* [WHAT YOU HAVE TO DO] Among the records below, find each line that includes the string "text" and copy it.

(Extracted records)
BEGIN

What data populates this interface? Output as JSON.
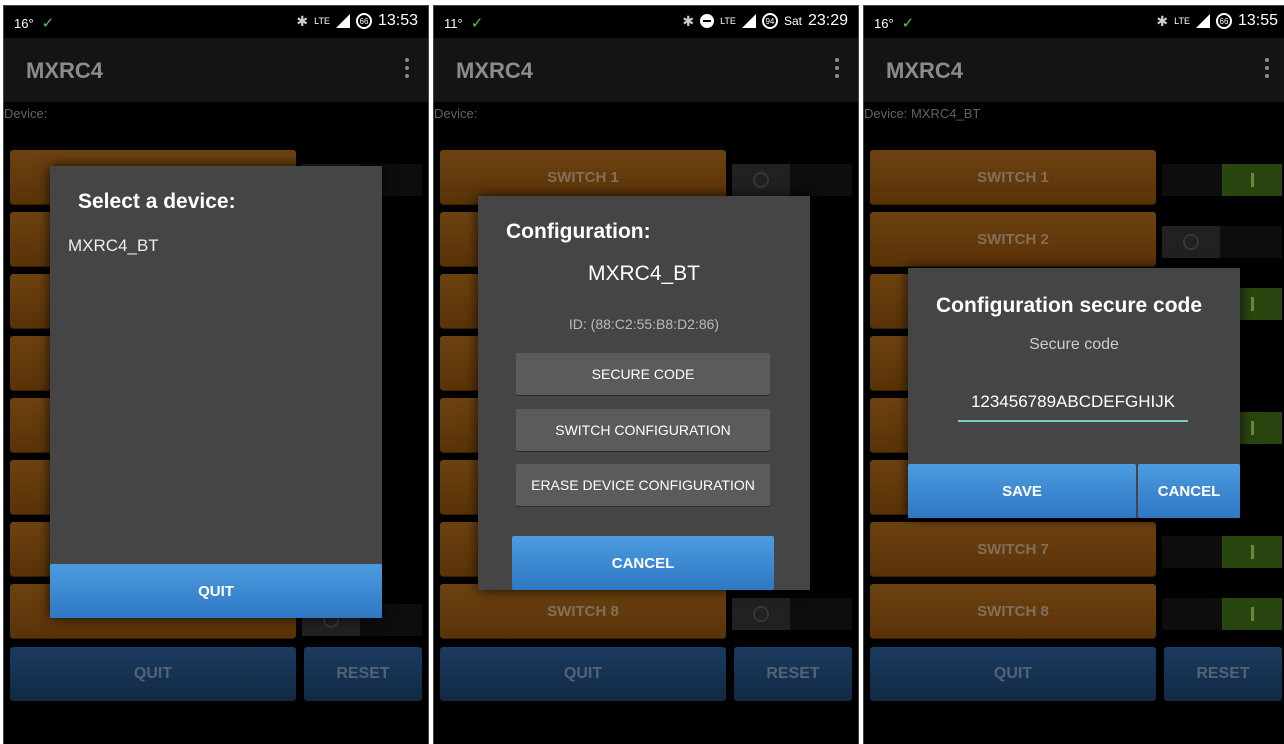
{
  "status_bars": [
    {
      "left": "16°",
      "time": "13:53",
      "day": "",
      "battery": "66"
    },
    {
      "left": "11°",
      "time": "23:29",
      "day": "Sat",
      "battery": "94"
    },
    {
      "left": "16°",
      "time": "13:55",
      "day": "",
      "battery": "66"
    }
  ],
  "app": {
    "title": "MXRC4"
  },
  "screens": [
    {
      "device_label": "Device:",
      "dialog": {
        "title": "Select a device:",
        "items": [
          "MXRC4_BT"
        ],
        "quit": "QUIT"
      }
    },
    {
      "device_label": "Device:",
      "switches": [
        "SWITCH 1",
        "SWITCH 8"
      ],
      "dialog": {
        "title": "Configuration:",
        "device": "MXRC4_BT",
        "id": "ID: (88:C2:55:B8:D2:86)",
        "buttons": [
          "SECURE CODE",
          "SWITCH CONFIGURATION",
          "ERASE DEVICE CONFIGURATION"
        ],
        "cancel": "CANCEL"
      }
    },
    {
      "device_label": "Device: MXRC4_BT",
      "switches": [
        "SWITCH 1",
        "SWITCH 2",
        "SWITCH 7",
        "SWITCH 8"
      ],
      "dialog": {
        "title": "Configuration secure code",
        "subtitle": "Secure code",
        "code": "123456789ABCDEFGHIJK",
        "save": "SAVE",
        "cancel": "CANCEL"
      }
    }
  ],
  "footer": {
    "quit": "QUIT",
    "reset": "RESET"
  }
}
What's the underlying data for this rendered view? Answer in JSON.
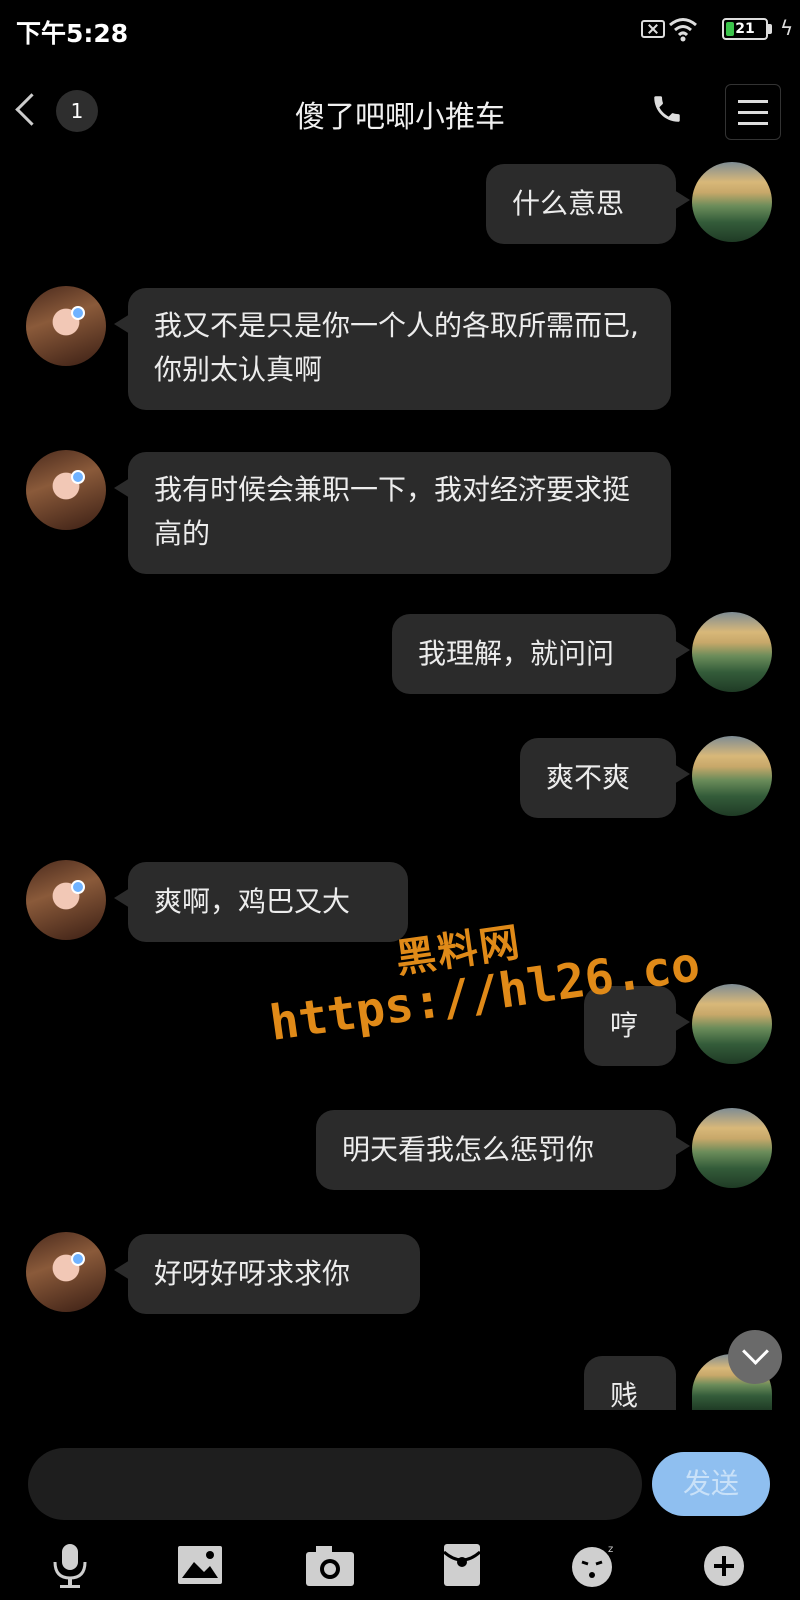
{
  "status_bar": {
    "time": "下午5:28",
    "battery": "21",
    "battery_level_percent": 21,
    "icons": [
      "sim-off-icon",
      "wifi-icon",
      "battery-icon",
      "charging-icon"
    ]
  },
  "header": {
    "unread_count": "1",
    "title": "傻了吧唧小推车",
    "icons": [
      "back-icon",
      "phone-icon",
      "menu-icon"
    ]
  },
  "messages": [
    {
      "side": "right",
      "text": "什么意思"
    },
    {
      "side": "left",
      "text": "我又不是只是你一个人的各取所需而已,你别太认真啊"
    },
    {
      "side": "left",
      "text": "我有时候会兼职一下，我对经济要求挺高的"
    },
    {
      "side": "right",
      "text": "我理解，就问问"
    },
    {
      "side": "right",
      "text": "爽不爽"
    },
    {
      "side": "left",
      "text": "爽啊，鸡巴又大"
    },
    {
      "side": "right",
      "text": "哼"
    },
    {
      "side": "right",
      "text": "明天看我怎么惩罚你"
    },
    {
      "side": "left",
      "text": "好呀好呀求求你"
    },
    {
      "side": "right",
      "text": "贱"
    }
  ],
  "watermark": {
    "line1": "黑料网",
    "line2": "https://hl26.co"
  },
  "composer": {
    "input_value": "",
    "send_label": "发送",
    "toolbar": [
      "microphone-icon",
      "image-icon",
      "camera-icon",
      "red-packet-icon",
      "emoji-icon",
      "plus-icon"
    ]
  },
  "colors": {
    "background": "#000000",
    "bubble": "#2b2b2b",
    "send_button": "#8fbff0",
    "watermark": "#e08a18"
  }
}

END

* [TASK SOLUTION]
      "text": "什么意思"
      "text": "我又不是只是你一个人的各取所需而已,你别太认真啊"
      "text": "我有时候会兼职一下，我对经济要求挺高的"
      "text": "我理解，就问问"
      "text": "爽不爽"
      "text": "爽啊，鸡巴又大"
      "text": "哼"
      "text": "明天看我怎么惩罚你"
      "text": "好呀好呀求求你"
      "text": "贱"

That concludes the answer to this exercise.